Interface dataset entries:
◆ ◆ ◆

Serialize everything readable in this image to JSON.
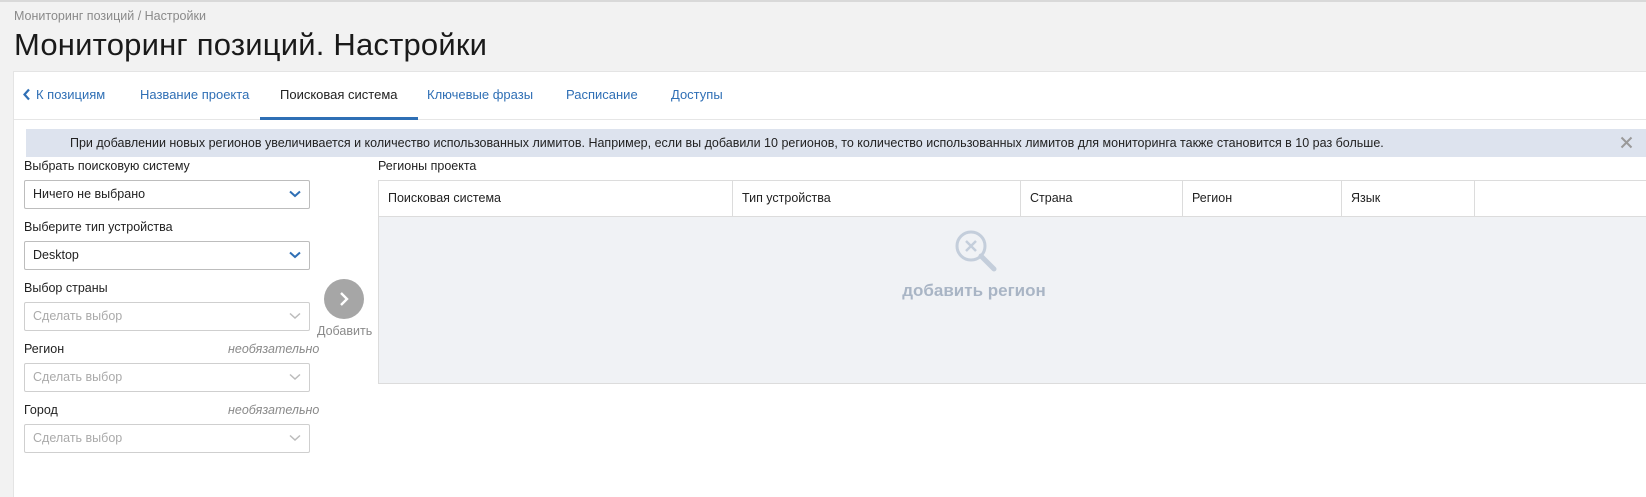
{
  "breadcrumb": "Мониторинг позиций / Настройки",
  "page_title": "Мониторинг позиций. Настройки",
  "tabs": {
    "back": "К позициям",
    "items": [
      "Название проекта",
      "Поисковая система",
      "Ключевые фразы",
      "Расписание",
      "Доступы"
    ],
    "active": "Поисковая система"
  },
  "notice": {
    "text": "При добавлении новых регионов увеличивается и количество использованных лимитов. Например, если вы добавили 10 регионов, то количество использованных лимитов для мониторинга также становится в 10 раз больше."
  },
  "form": {
    "search_engine": {
      "label": "Выбрать поисковую систему",
      "value": "Ничего не выбрано"
    },
    "device": {
      "label": "Выберите тип устройства",
      "value": "Desktop"
    },
    "country": {
      "label": "Выбор страны",
      "placeholder": "Сделать выбор"
    },
    "region": {
      "label": "Регион",
      "optional": "необязательно",
      "placeholder": "Сделать выбор"
    },
    "city": {
      "label": "Город",
      "optional": "необязательно",
      "placeholder": "Сделать выбор"
    },
    "add_label": "Добавить"
  },
  "regions": {
    "title": "Регионы проекта",
    "columns": [
      "Поисковая система",
      "Тип устройства",
      "Страна",
      "Регион",
      "Язык"
    ],
    "empty_text": "добавить регион"
  },
  "colors": {
    "accent": "#2f6fb5",
    "notice_bg": "#dde3ee",
    "empty_text": "#a9b5c5"
  }
}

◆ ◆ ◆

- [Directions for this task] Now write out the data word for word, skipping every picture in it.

- [Reply]
Serialize everything readable in this image to JSON.
{
  "breadcrumb": "Мониторинг позиций / Настройки",
  "page_title": "Мониторинг позиций. Настройки",
  "tabs": {
    "back": "К позициям",
    "items": [
      "Название проекта",
      "Поисковая система",
      "Ключевые фразы",
      "Расписание",
      "Доступы"
    ],
    "active": "Поисковая система"
  },
  "notice": {
    "text": "При добавлении новых регионов увеличивается и количество использованных лимитов. Например, если вы добавили 10 регионов, то количество использованных лимитов для мониторинга также становится в 10 раз больше."
  },
  "form": {
    "search_engine": {
      "label": "Выбрать поисковую систему",
      "value": "Ничего не выбрано"
    },
    "device": {
      "label": "Выберите тип устройства",
      "value": "Desktop"
    },
    "country": {
      "label": "Выбор страны",
      "placeholder": "Сделать выбор"
    },
    "region": {
      "label": "Регион",
      "optional": "необязательно",
      "placeholder": "Сделать выбор"
    },
    "city": {
      "label": "Город",
      "optional": "необязательно",
      "placeholder": "Сделать выбор"
    },
    "add_label": "Добавить"
  },
  "regions": {
    "title": "Регионы проекта",
    "columns": [
      "Поисковая система",
      "Тип устройства",
      "Страна",
      "Регион",
      "Язык"
    ],
    "empty_text": "добавить регион"
  },
  "colors": {
    "accent": "#2f6fb5",
    "notice_bg": "#dde3ee",
    "empty_text": "#a9b5c5"
  }
}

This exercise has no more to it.